Entries from a dataset of interfaces:
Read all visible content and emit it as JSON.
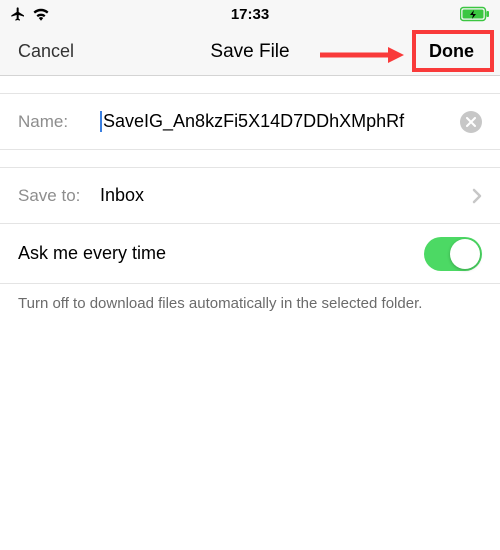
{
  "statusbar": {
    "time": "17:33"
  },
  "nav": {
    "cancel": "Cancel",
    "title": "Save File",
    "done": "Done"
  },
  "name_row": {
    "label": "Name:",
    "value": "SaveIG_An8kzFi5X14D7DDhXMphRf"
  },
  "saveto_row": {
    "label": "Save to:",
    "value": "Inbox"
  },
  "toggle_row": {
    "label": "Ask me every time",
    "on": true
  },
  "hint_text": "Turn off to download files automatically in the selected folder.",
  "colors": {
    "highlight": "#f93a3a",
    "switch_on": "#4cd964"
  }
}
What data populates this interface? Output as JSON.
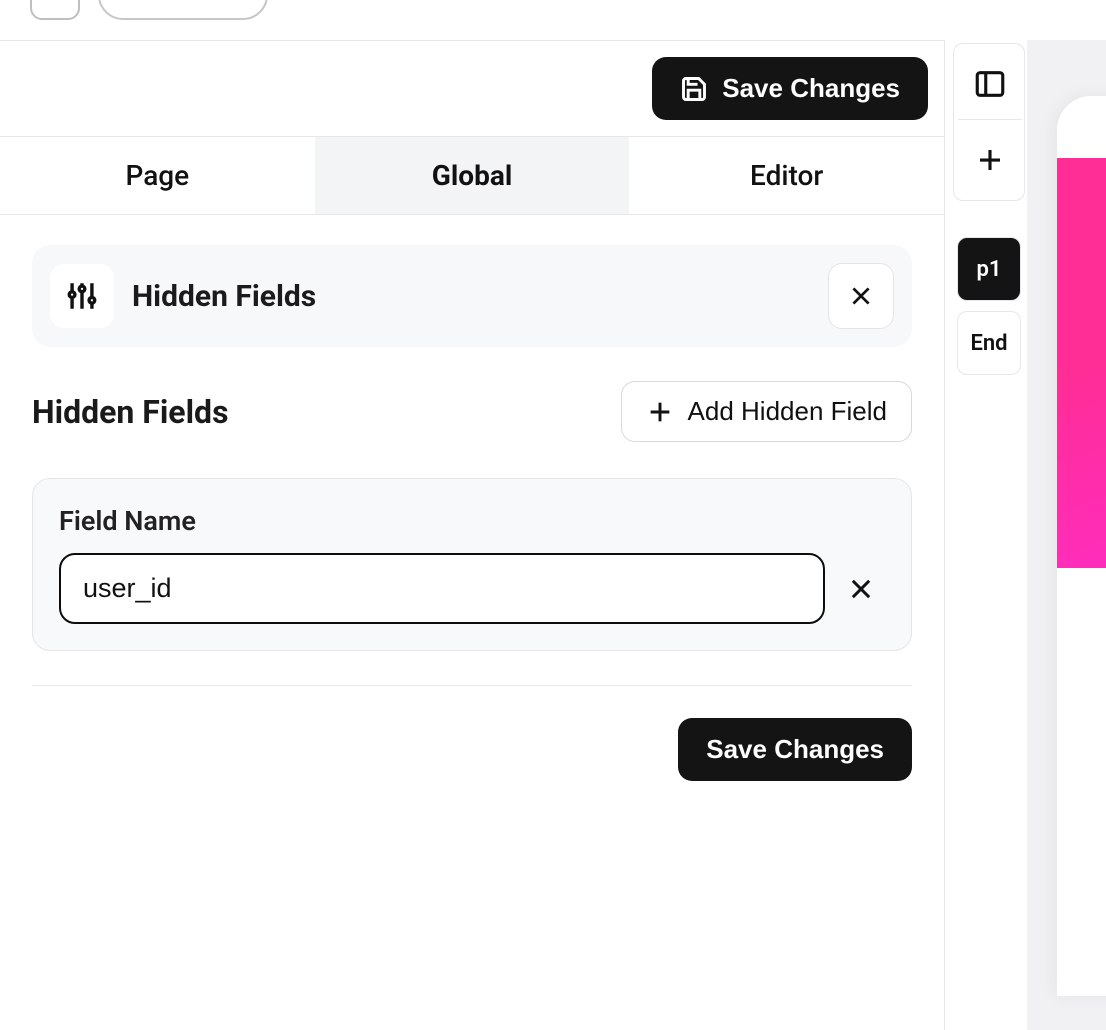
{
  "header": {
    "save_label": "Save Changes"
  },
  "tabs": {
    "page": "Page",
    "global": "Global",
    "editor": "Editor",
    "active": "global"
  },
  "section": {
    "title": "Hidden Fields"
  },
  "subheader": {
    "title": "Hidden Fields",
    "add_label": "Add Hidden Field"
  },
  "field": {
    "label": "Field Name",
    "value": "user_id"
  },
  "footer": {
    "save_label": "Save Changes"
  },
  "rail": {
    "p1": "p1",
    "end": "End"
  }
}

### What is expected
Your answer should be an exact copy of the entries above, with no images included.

### Exercise response
Read all visible content and emit it as JSON.
{
  "statusbar": {
    "time": "17:33"
  },
  "nav": {
    "cancel": "Cancel",
    "title": "Save File",
    "done": "Done"
  },
  "name_row": {
    "label": "Name:",
    "value": "SaveIG_An8kzFi5X14D7DDhXMphRf"
  },
  "saveto_row": {
    "label": "Save to:",
    "value": "Inbox"
  },
  "toggle_row": {
    "label": "Ask me every time",
    "on": true
  },
  "hint_text": "Turn off to download files automatically in the selected folder.",
  "colors": {
    "highlight": "#f93a3a",
    "switch_on": "#4cd964"
  }
}
What data populates this interface? Output as JSON.
{
  "header": {
    "save_label": "Save Changes"
  },
  "tabs": {
    "page": "Page",
    "global": "Global",
    "editor": "Editor",
    "active": "global"
  },
  "section": {
    "title": "Hidden Fields"
  },
  "subheader": {
    "title": "Hidden Fields",
    "add_label": "Add Hidden Field"
  },
  "field": {
    "label": "Field Name",
    "value": "user_id"
  },
  "footer": {
    "save_label": "Save Changes"
  },
  "rail": {
    "p1": "p1",
    "end": "End"
  }
}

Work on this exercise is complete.